**What needs to be done:** Every line in the records below with the string "title" is to be copied out.

Top of Record set

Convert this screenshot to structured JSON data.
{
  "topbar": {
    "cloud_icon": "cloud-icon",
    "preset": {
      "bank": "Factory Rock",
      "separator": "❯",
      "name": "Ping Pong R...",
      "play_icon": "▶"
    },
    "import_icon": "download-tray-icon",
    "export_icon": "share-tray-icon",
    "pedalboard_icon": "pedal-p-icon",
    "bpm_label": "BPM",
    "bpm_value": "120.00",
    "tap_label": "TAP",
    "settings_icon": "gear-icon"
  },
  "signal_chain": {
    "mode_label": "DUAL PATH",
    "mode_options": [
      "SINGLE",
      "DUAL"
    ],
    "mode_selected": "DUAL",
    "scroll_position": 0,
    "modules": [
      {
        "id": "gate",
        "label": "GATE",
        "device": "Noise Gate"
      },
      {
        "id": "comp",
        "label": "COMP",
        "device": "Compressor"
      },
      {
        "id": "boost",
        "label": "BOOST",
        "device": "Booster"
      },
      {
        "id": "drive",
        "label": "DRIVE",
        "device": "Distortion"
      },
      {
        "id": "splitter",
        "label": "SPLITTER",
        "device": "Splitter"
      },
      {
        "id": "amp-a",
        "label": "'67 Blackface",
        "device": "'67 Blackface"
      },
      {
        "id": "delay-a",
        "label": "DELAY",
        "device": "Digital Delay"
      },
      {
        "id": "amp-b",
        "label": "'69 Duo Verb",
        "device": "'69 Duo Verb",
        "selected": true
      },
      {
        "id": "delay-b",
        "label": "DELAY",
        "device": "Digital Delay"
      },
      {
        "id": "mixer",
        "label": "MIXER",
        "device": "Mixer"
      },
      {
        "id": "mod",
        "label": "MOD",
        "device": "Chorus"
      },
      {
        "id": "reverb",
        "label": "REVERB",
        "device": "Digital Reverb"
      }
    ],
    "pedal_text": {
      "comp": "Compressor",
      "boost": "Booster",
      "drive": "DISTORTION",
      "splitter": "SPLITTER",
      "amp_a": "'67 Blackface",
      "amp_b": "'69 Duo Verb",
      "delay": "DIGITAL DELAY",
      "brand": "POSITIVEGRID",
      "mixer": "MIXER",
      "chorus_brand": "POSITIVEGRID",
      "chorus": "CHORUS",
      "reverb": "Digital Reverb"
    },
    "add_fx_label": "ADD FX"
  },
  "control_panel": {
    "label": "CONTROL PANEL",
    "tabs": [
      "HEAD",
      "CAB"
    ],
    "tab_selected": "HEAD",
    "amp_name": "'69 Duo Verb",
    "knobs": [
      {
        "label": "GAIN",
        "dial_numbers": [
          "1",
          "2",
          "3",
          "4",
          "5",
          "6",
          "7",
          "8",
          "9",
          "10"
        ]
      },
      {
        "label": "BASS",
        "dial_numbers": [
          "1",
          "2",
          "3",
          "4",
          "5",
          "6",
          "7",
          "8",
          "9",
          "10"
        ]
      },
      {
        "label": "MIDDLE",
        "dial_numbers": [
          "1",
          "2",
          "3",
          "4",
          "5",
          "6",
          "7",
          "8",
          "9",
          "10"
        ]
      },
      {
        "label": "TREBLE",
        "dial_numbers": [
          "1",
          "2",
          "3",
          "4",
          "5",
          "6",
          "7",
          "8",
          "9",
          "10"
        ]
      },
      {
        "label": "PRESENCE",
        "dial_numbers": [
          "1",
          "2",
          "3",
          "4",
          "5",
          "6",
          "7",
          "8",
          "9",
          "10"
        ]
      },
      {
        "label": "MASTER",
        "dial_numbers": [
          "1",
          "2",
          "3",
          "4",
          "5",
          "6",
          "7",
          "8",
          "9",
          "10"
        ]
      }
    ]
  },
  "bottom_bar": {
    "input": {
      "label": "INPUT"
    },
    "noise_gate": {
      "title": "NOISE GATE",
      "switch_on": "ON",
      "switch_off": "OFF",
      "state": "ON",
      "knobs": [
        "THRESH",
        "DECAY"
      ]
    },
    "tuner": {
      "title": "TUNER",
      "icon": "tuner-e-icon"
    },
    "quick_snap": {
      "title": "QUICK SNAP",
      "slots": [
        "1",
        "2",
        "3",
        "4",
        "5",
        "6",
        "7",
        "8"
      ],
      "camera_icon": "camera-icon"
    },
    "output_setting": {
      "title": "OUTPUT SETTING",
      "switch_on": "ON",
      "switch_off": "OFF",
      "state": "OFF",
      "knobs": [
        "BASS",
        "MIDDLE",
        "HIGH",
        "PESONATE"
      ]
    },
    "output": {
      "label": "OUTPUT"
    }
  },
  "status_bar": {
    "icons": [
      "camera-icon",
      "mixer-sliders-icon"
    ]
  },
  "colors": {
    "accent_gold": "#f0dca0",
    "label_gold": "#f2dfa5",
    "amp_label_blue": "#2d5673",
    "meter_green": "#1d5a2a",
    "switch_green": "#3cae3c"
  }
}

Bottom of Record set

**Reply to the task:**
      "title": "NOISE GATE",
      "title": "TUNER",
      "title": "QUICK SNAP",
      "title": "OUTPUT SETTING",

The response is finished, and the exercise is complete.